The problem didnít start yesterday, though as it happens yesterday did bring news that Motherís Day had been banned in an upscale Manhattan school. Brother Goldberg, who attended this school, has hung his head in magisterial shame. We weep with him. However, the fact is that kind of thing would never fly in the bush, where we still love momma ó and daddy as well, who has also gotten the bumís rush.
In fact, we tend to believe that what has happened in New York is worse than a communist plot. After all, itís safe to say that had the commies taken over the United States, they would have known better than to attack motherhood. Thatís the kind of thing invaders from outer space would do in order to sever civilization from its roots.
As some bush philosophers advise, that is exactly what is happening in the superior regions. They point out that the sophisticated elite are lining up behind the ban ó and, as usual, insist that theirs is the morally superior position. A New York holy man put the point perfectly: "In my judgment, children who, for whatever reason, have no mother should not have to sit in class while cards are being made for the mothers of others. We assure you that the commandment to honor parents is taught faithfully at Rodeph Sholom.
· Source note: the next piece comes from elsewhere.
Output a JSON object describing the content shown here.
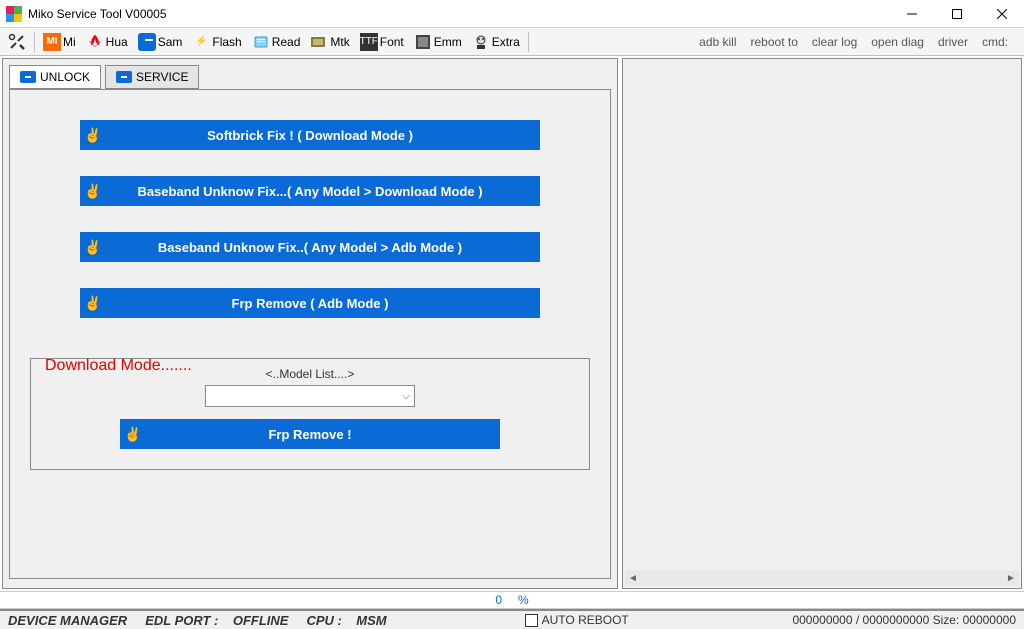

But so is the commandment to Ďlove thy neighbor as yourself.'"
Even a Sunday morning gin guzzler, a definite bush subspecies, knows that to be a highly selective reading of Holy Writ ó which, after all, includes fierce condemnations of the very lifestyle (which still goes unnamed in many parts of the bush) that reportedly inspired the ban. Those of us who avoid theological disputes have a different question: How did Fatherís Day survive all the sad-eyed children of war orphans? Didnít they feel left out, too ó or didnít their feelings matter?
The larger point is that Motherís Day is gone--and parents are afraid to go on record in its defense (out of fear of reprisals, one told the New York Post). This is cowardice, pure and simple, and cowards are inferior beings. In fact, between a coward and a full-throated hick who nonetheless will speak up for momma, you just have to go with the latter. That these parents pay up to $20,000 a year to send their kids to a school that will not allow their children to honor them is another sign that the serf mentality is well advanced.
As it happens, another mother took a serious blow a few weeks before in San Francisco: Mother Nature, who was found wanting by the local government. The issue was sex-change operations. The locals agreed, after due consideration and perhaps some arm-twisting, that sometimes, as a news report explained it, women and born into menís bodies, and vice-versa. To correct this natural disaster, the pols agreed to pay for sex-change operations for city employees of a yearís standing or more.
The idea of women being born into menís bodies (and the opposite) is fairly interesting in a theological sort of way, something along the lines of a botched ďensoulment.Ē But this idea is, at the very least, highly speculative. By current scientific knowledge, which is taught at the community-college level here in the bush, we know that sex is not a state of mind. Ergo, even if you sew a custom-built love appendage on a female, thatís not going to make her a real man. Or, as a local professor of anatomy put it on talk radio the other day, ďJust because someone pins a tail to my ass, thatís not going to make me a dog.Ē Some also wonder if the city will write a check for those who donít want to change their sex, but instead their sexual orientation. Out here, weíre figuring probably not.
Bush people, to be sure, have plenty of reason to be humble.
We eat too much, drink too much, sleep too much, and have
unleashed terrible plagues upon the world. But when one of
us kicks momma, the rest of us tie him to the railroad tracks
and wait around for the evening train. Civilization demands as
much. Our superiors used to know that, but they donít know
04/30/01: 100 Days of Platitudes